American Investments president Jack Barr, caretaker of the former Inn at Westview building, was not able to attend the May 4 meeting, but said in an email sent the same day that his company was able to have the structural review of the building completed by the firm RJC Engineers. Barr said closure of the building by WorkSafeBC until a review could be completed “seriously hampered efforts to continue the process of remediation.”
The structural assessment report has been forwarded to Fleck Contracting, a Vancouver-based demolition company that will work with WorkSafeBC, stated Barr.
City chief administrative officer Mac Fraser told councillors at the May 4 meeting that council’s order compels Seaboard to apply for a demolition permit no later than 15 days after the order is given. Once a permit is issued, a process that could take up to a month to work through, Seaboard would then have 30 days to commence demolition. Fraser added it may have been a challenge to meet the deadline before Seaboard had its engineer asses the building.
“This is a difficult and complex issue,” Fraser told council. “You’re now seeing the progress you’ve been wanting to see for the last year or two, maybe a decade.”
Youden said the order imposes unreasonable timelines to deal with the building and requested that council step back from the order and give Seaboard time to determine appropriate next steps after completion of the structural assessment.
Fraser said the city recognizes the complexity of the issue for the property owners and will give it some flexibility.
Councillors CaroleAnn Leishman, Russell Brewer, Rob Southcott, Karen Skadsheim and Maggie Hathaway voted in favour of upholding the original order, while mayor Dave Formosa and councillor Jim Palm voted against.
Palm told council he is encouraged to hear that Barr is making progress dealing with the building.
“I just want to make sure that when we pass the resolution we are putting forward some realistic timelines that can be met,” said Palm. “That’s my concern.”
Hathaway said she was comfortable with the order as it stands, though she might have felt differently if Barr still had been unable to have an engineer inspect the building.
“I like the motion the way it stands,” she said. “He does have the time and he’s moving it ahead as he should.”
Formosa said his worries of pushing the company too hard still exist.
“My thoughts haven’t changed much,” he said. “Council felt that nothing was happening and that we were just being played along. I take a bit of objection to that. I know that I put a lot of pressure on them that this building is coming down.”

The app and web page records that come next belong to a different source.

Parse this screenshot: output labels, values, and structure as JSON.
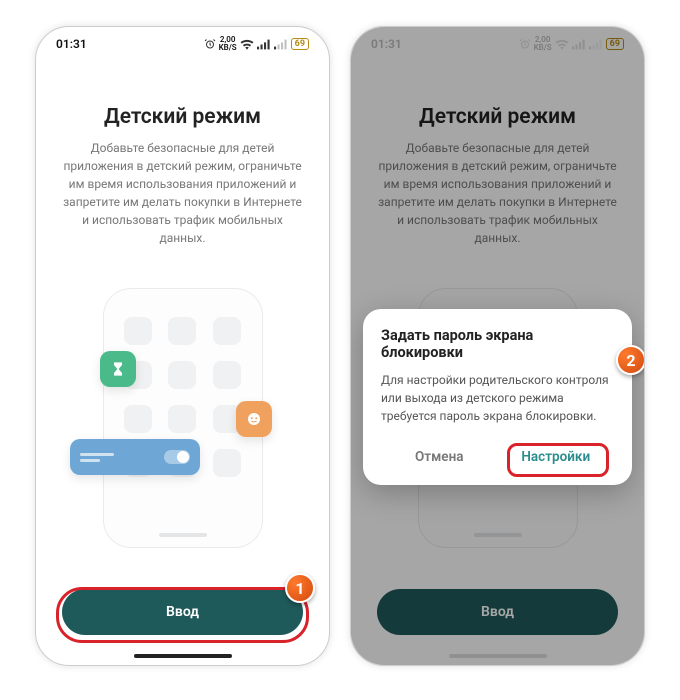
{
  "status": {
    "time": "01:31",
    "speed_top": "2,00",
    "speed_bottom": "KB/S",
    "battery": "69"
  },
  "page": {
    "title": "Детский режим",
    "description": "Добавьте безопасные для детей приложения в детский режим, ограничьте им время использования приложений и запретите им делать покупки в Интернете и использовать трафик мобильных данных.",
    "enter_button": "Ввод"
  },
  "dialog": {
    "title": "Задать пароль экрана блокировки",
    "body": "Для настройки родительского контроля или выхода из детского режима требуется пароль экрана блокировки.",
    "cancel": "Отмена",
    "settings": "Настройки"
  },
  "annotations": {
    "step1": "1",
    "step2": "2"
  }
}
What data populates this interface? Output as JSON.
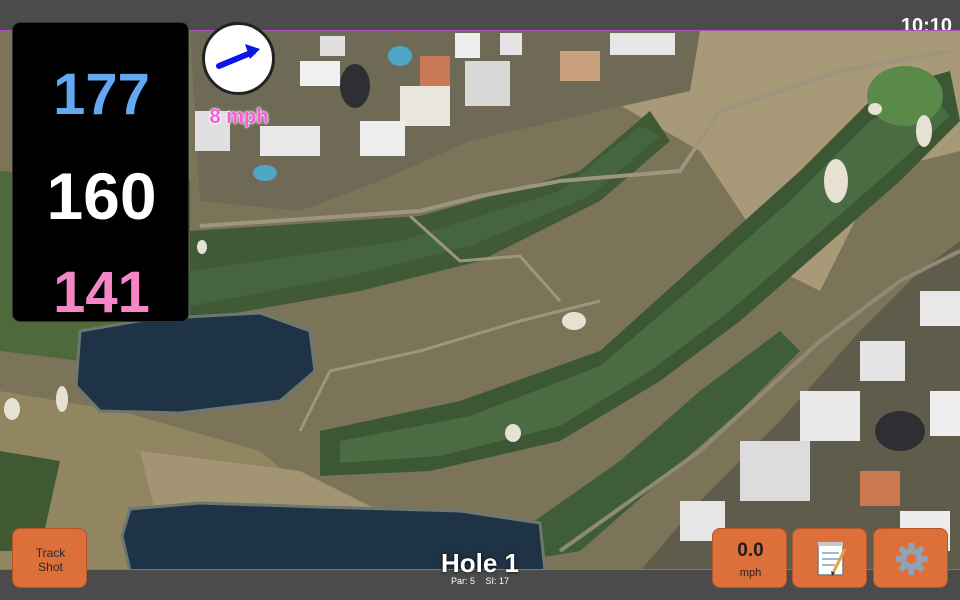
{
  "status_bar": {
    "time": "10:10"
  },
  "yardages": {
    "back": "177",
    "middle": "160",
    "front": "141",
    "colors": {
      "back": "#62a9f2",
      "middle": "#ffffff",
      "front": "#f586c6"
    }
  },
  "wind": {
    "speed": "8 mph",
    "direction_icon": "arrow-northeast-icon",
    "arrow_color": "#0a14e6"
  },
  "hole": {
    "title": "Hole 1",
    "par": "Par: 5",
    "si": "SI: 17"
  },
  "buttons": {
    "track_shot": "Track\nShot",
    "speed_value": "0.0",
    "speed_unit": "mph",
    "notes_icon": "notepad-icon",
    "settings_icon": "gear-icon"
  },
  "colors": {
    "button": "#dd6f3a",
    "map_border": "#b04fc0",
    "bar": "#4b4b4b"
  }
}
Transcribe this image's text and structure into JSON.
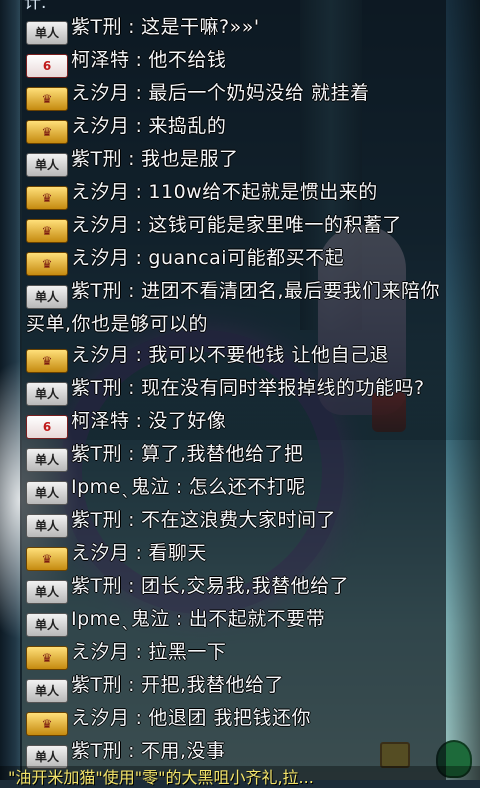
{
  "overflow_top": "计.",
  "badges": {
    "solo": "单人",
    "gold": "♛",
    "red": "6"
  },
  "messages": [
    {
      "badge": "solo",
      "name": "紫T刑",
      "text": "这是干嘛?»»'"
    },
    {
      "badge": "red",
      "name": "柯泽特",
      "text": "他不给钱"
    },
    {
      "badge": "gold",
      "name": "え汐月",
      "text": "最后一个奶妈没给 就挂着"
    },
    {
      "badge": "gold",
      "name": "え汐月",
      "text": "来捣乱的"
    },
    {
      "badge": "solo",
      "name": "紫T刑",
      "text": "我也是服了"
    },
    {
      "badge": "gold",
      "name": "え汐月",
      "text": "110w给不起就是惯出来的"
    },
    {
      "badge": "gold",
      "name": "え汐月",
      "text": "这钱可能是家里唯一的积蓄了"
    },
    {
      "badge": "gold",
      "name": "え汐月",
      "text": "guancai可能都买不起"
    },
    {
      "badge": "solo",
      "name": "紫T刑",
      "text": "进团不看清团名,最后要我们来陪你买单,你也是够可以的"
    },
    {
      "badge": "gold",
      "name": "え汐月",
      "text": "我可以不要他钱 让他自己退"
    },
    {
      "badge": "solo",
      "name": "紫T刑",
      "text": "现在没有同时举报掉线的功能吗?"
    },
    {
      "badge": "red",
      "name": "柯泽特",
      "text": "没了好像"
    },
    {
      "badge": "solo",
      "name": "紫T刑",
      "text": "算了,我替他给了把"
    },
    {
      "badge": "solo",
      "name": "Ipmeˎ鬼泣",
      "text": "怎么还不打呢"
    },
    {
      "badge": "solo",
      "name": "紫T刑",
      "text": "不在这浪费大家时间了"
    },
    {
      "badge": "gold",
      "name": "え汐月",
      "text": "看聊天"
    },
    {
      "badge": "solo",
      "name": "紫T刑",
      "text": "团长,交易我,我替他给了"
    },
    {
      "badge": "solo",
      "name": "Ipmeˎ鬼泣",
      "text": "出不起就不要带"
    },
    {
      "badge": "gold",
      "name": "え汐月",
      "text": "拉黑一下"
    },
    {
      "badge": "solo",
      "name": "紫T刑",
      "text": "开把,我替他给了"
    },
    {
      "badge": "gold",
      "name": "え汐月",
      "text": "他退团 我把钱还你"
    },
    {
      "badge": "solo",
      "name": "紫T刑",
      "text": "不用,没事"
    }
  ],
  "bottom_text": "\"油开米加猫\"使用\"零\"的大黑咀小齐礼,拉..."
}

Brewer told council he appreciates that the timelines are short, but he is encouraged by recent progress being made.
“There’s a pretty significant expectation on the part of the community for some action on this issue, so I also support the issue,” Brewer told the council. “There is some flexibility in the process to meet everyone’s needs. I’m comfortable in supporting the motion.”